With 350,000 followers and fans, Flip has been a beloved product and brand and apparently the team working on the crowdsourcing initiative had not been in the known.
You usually aren't prepared, unless you learn to read the signs — you can find them right in the 10ks and annual reports, depending on whether your company is private or public. And you also learn to ask the right questions when talking with the managers with P&L responsibility.
Of course, it's hard to predict if the company will push through trouble or cave in to pressure. Do judge the character of those in charge.
Another disconnect with a Board?
Shareholders still come first
It depends on which customer you are. Which is why this is a really good example that all those ROI questions are but a protracted delay on a conversation of a different nature. Organizations respond first and foremost to shareholders. It's the system. Deal with it.
Shareholders are also customers, employees, family, community, etc. these days. The business world is still catching up with that thought. And you would be surprised to learn how many businesses stay in business based upon their real model and product, which may be very different than what you think it is.
Hint: it has little to do with becoming human. So Cisco acquires a beloved brand, despite not having the experience in consumer strategy, then kills it a couple of short years later. Facing a trade-off between profit and market share, Cisco will cut 550 jobs as part of The Flip closure.
The real numbers
According to analysts, Cisco bought Flip to expand its expertise in home-video networking, a bid that never paid off.
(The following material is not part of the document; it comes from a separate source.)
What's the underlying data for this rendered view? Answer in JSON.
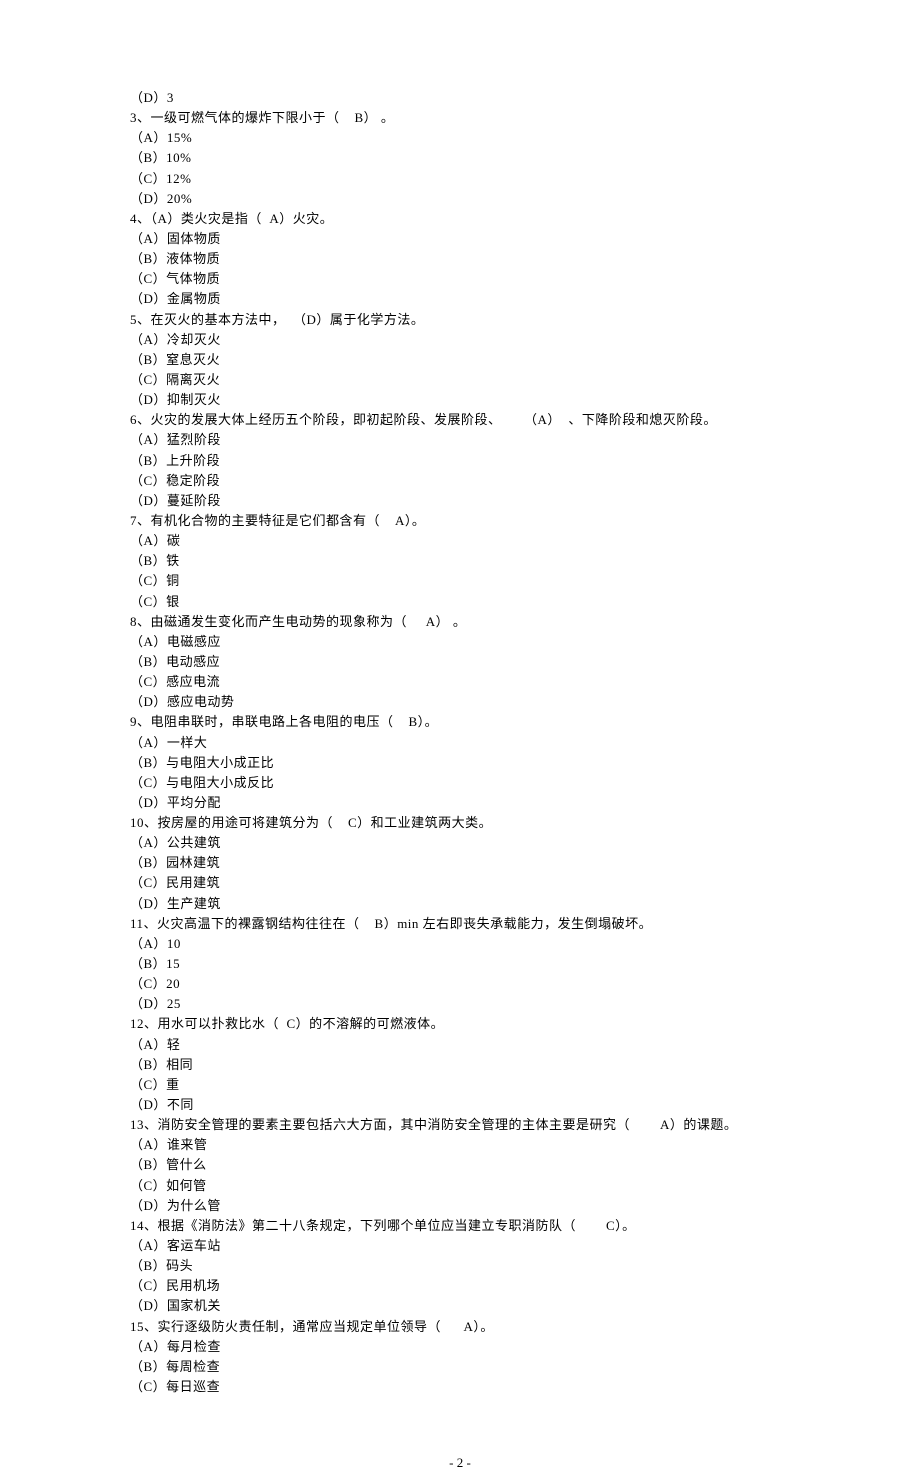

Flip posted about $325 million in revenue last year, less than 1 percent of total sales.
A slump in overall margins for the company, which was in part due to its push into consumer products and overall by pricing pressure on its corporate products, have the company refocus on its core business – routers and switches.
Market valuation and share price are the real numbers. Year-end 2010, Cisco had over US$16b Goodwill on its balance sheet, so what's US$300MM or so to write down on that? They'd rather take that than try to find a buyer for the business.
It's sad, yet predictable, to see that the organization has not responded to fans and followers since the announcement was made. Will loyal customers save the Flip?
Jules, the Save the Flip site creator, lists questions and the general sentiment about the decision to axe the business that caught loyal fans offguard. Summarized and edited from the site (also emphasis mine):
- You asked product/brand fans to support your social media campaigns and online outposts, and to sign up for your email list. People did all that and bought your product. But the silence now? What happened to the relationship?
- The Flip is not just a camera, it's a revolutionary product that changed the way people produced and shared Video online. People from all over the world, from Africa to Afghanistan, from kids to their grandparents used it to share from their lives. This is an audience that money can’t buy, why not treasure it?
- The Flip has become a symbol of the (video) revolution in self-publishing. It provided the means for many people to access an affordable, easy-to-use Video camera and get their voice heard. How can this iconic communication tool be trashed in an instant?
- Why not sell The Flip? There were reports of interested buyers. If The Flip doesn't fit into Cisco's business model, you should find a suitable buyer. You owe it to customers.
- We urge you to reconsider your position in the next few days. People's immediate concerns are what is going to happen to support for The Flip, warranties, and future upgrades and support of FlipShare?
- Many bought the latest Flip Ultra HD (3rd Gen) based on the lure of the new Flip Port added to the camera last year. Future 3rd party accesssories, like long awaited microphones, were also announced. What will happen to these accessories now overdue? Whatever the outcome, we ask you to secure the release of these products asap to fulfil your promise to your customers.
Will Cisco do a back Flip for the beloved product? I doubt it for the reasons above. It still owns all the patents and technology. What are they going to do with it? Are they going to license it out? Anybody can make the shell the thing sits in.
If the company had not been purchased, a natural evolution of the product would have been including a mike with it. That would have been a welcome addition as audio can be hard to capture on the go without it.
So they'll either license the technology out — the patents will provide a revenue stream — or sell the patents. This may be good news for a competitor of The Flip. As for customers, it looks like the conversation will be discussing amongst yourselves.
[I do love my Flip, too]